_Entries supplied_.
--*--
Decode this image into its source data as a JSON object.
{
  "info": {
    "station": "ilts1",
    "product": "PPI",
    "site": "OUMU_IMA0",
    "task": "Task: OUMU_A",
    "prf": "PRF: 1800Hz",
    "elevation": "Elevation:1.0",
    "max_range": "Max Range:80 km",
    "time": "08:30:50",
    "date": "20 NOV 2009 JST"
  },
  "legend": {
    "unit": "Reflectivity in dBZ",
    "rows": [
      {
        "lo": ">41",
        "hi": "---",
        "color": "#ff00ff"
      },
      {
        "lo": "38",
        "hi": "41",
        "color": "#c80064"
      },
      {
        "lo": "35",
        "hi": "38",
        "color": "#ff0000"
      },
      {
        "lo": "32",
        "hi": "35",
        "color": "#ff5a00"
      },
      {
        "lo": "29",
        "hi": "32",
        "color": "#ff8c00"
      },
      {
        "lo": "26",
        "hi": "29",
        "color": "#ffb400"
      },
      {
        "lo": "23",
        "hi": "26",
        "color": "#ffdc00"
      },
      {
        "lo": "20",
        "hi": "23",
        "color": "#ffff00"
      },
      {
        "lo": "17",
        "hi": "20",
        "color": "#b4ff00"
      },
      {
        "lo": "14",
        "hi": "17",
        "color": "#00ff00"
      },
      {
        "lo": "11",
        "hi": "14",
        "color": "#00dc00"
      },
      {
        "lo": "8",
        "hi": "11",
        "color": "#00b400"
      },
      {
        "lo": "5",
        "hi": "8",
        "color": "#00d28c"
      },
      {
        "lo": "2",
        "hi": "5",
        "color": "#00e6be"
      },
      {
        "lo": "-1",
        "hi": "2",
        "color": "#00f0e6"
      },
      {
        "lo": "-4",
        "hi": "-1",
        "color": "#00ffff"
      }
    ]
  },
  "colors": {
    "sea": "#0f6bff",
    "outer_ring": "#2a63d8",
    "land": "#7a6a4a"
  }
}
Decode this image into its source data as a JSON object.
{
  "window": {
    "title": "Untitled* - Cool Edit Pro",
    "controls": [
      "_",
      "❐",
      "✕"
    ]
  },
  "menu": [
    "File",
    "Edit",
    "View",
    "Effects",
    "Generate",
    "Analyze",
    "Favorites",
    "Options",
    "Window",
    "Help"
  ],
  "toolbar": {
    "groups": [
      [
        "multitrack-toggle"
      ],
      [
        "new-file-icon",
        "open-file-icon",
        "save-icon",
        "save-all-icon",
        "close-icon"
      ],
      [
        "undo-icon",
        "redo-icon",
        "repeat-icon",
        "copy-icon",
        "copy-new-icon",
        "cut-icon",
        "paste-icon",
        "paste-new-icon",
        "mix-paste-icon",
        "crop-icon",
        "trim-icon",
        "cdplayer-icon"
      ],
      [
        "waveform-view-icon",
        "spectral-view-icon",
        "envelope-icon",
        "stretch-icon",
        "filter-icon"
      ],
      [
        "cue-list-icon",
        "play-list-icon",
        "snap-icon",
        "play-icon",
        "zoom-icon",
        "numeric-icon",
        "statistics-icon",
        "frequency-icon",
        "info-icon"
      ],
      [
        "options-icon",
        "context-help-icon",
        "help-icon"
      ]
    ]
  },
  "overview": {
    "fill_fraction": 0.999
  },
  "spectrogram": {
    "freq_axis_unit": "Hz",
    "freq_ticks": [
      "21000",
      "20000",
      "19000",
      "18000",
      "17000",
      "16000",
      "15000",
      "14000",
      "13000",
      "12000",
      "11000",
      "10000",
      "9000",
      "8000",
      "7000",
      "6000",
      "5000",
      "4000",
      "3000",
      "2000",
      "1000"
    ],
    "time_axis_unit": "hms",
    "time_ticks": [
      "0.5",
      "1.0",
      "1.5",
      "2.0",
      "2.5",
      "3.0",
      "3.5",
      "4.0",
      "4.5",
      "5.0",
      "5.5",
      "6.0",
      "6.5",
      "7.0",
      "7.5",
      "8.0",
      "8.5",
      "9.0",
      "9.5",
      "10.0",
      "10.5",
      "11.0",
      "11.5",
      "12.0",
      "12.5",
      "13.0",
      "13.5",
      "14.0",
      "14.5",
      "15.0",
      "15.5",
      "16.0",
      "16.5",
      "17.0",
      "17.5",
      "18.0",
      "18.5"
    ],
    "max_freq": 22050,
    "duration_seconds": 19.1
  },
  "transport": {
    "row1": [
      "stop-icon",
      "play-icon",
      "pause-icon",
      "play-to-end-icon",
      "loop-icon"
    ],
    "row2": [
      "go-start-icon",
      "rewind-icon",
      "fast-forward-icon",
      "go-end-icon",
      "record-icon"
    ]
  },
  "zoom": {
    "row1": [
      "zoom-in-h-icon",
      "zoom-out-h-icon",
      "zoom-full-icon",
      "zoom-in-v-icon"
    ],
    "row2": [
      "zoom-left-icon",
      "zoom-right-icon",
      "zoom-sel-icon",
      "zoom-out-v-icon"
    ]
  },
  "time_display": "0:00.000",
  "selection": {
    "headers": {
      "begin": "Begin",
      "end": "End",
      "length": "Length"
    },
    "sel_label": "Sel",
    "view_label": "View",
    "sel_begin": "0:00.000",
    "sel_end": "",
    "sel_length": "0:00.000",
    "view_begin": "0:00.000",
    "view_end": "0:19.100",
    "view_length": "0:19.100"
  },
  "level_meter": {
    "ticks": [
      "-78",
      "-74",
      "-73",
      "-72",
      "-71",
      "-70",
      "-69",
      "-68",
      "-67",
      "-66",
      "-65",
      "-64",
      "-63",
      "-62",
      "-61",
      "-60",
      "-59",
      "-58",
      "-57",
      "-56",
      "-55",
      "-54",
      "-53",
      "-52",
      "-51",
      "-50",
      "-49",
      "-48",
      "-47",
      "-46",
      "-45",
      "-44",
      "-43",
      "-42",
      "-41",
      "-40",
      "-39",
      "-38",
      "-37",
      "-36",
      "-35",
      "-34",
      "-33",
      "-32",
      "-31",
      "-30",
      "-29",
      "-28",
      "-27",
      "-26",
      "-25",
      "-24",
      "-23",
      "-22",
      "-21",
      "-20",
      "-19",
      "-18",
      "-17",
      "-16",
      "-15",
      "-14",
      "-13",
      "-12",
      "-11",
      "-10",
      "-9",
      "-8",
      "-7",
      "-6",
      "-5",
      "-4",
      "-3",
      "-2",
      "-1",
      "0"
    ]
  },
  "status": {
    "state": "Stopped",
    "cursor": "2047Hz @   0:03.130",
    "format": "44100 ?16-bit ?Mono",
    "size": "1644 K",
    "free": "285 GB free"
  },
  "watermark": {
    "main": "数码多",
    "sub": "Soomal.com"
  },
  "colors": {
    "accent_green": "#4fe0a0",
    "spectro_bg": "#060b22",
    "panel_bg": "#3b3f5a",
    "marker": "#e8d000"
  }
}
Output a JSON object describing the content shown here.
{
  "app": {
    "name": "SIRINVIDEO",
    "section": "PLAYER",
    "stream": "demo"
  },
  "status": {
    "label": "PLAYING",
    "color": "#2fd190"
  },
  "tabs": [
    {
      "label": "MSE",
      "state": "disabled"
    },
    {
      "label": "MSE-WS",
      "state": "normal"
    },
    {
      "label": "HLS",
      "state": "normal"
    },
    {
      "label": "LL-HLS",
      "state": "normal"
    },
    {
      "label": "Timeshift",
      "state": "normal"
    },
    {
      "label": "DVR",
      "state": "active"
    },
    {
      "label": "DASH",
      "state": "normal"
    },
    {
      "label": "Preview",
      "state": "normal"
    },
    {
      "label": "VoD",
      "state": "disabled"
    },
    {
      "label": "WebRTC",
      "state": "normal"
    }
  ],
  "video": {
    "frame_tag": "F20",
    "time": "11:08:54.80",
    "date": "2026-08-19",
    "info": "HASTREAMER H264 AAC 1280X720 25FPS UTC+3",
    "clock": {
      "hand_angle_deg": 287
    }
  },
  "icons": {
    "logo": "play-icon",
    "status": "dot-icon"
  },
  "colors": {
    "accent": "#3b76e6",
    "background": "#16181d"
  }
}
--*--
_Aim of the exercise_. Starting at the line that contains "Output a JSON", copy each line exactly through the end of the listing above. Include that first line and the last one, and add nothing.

_Written solution_.
Output a JSON object describing the content shown here.
{
  "app": {
    "name": "SIRINVIDEO",
    "section": "PLAYER",
    "stream": "demo"
  },
  "status": {
    "label": "PLAYING",
    "color": "#2fd190"
  },
  "tabs": [
    {
      "label": "MSE",
      "state": "disabled"
    },
    {
      "label": "MSE-WS",
      "state": "normal"
    },
    {
      "label": "HLS",
      "state": "normal"
    },
    {
      "label": "LL-HLS",
      "state": "normal"
    },
    {
      "label": "Timeshift",
      "state": "normal"
    },
    {
      "label": "DVR",
      "state": "active"
    },
    {
      "label": "DASH",
      "state": "normal"
    },
    {
      "label": "Preview",
      "state": "normal"
    },
    {
      "label": "VoD",
      "state": "disabled"
    },
    {
      "label": "WebRTC",
      "state": "normal"
    }
  ],
  "video": {
    "frame_tag": "F20",
    "time": "11:08:54.80",
    "date": "2026-08-19",
    "info": "HASTREAMER H264 AAC 1280X720 25FPS UTC+3",
    "clock": {
      "hand_angle_deg": 287
    }
  },
  "icons": {
    "logo": "play-icon",
    "status": "dot-icon"
  },
  "colors": {
    "accent": "#3b76e6",
    "background": "#16181d"
  }
}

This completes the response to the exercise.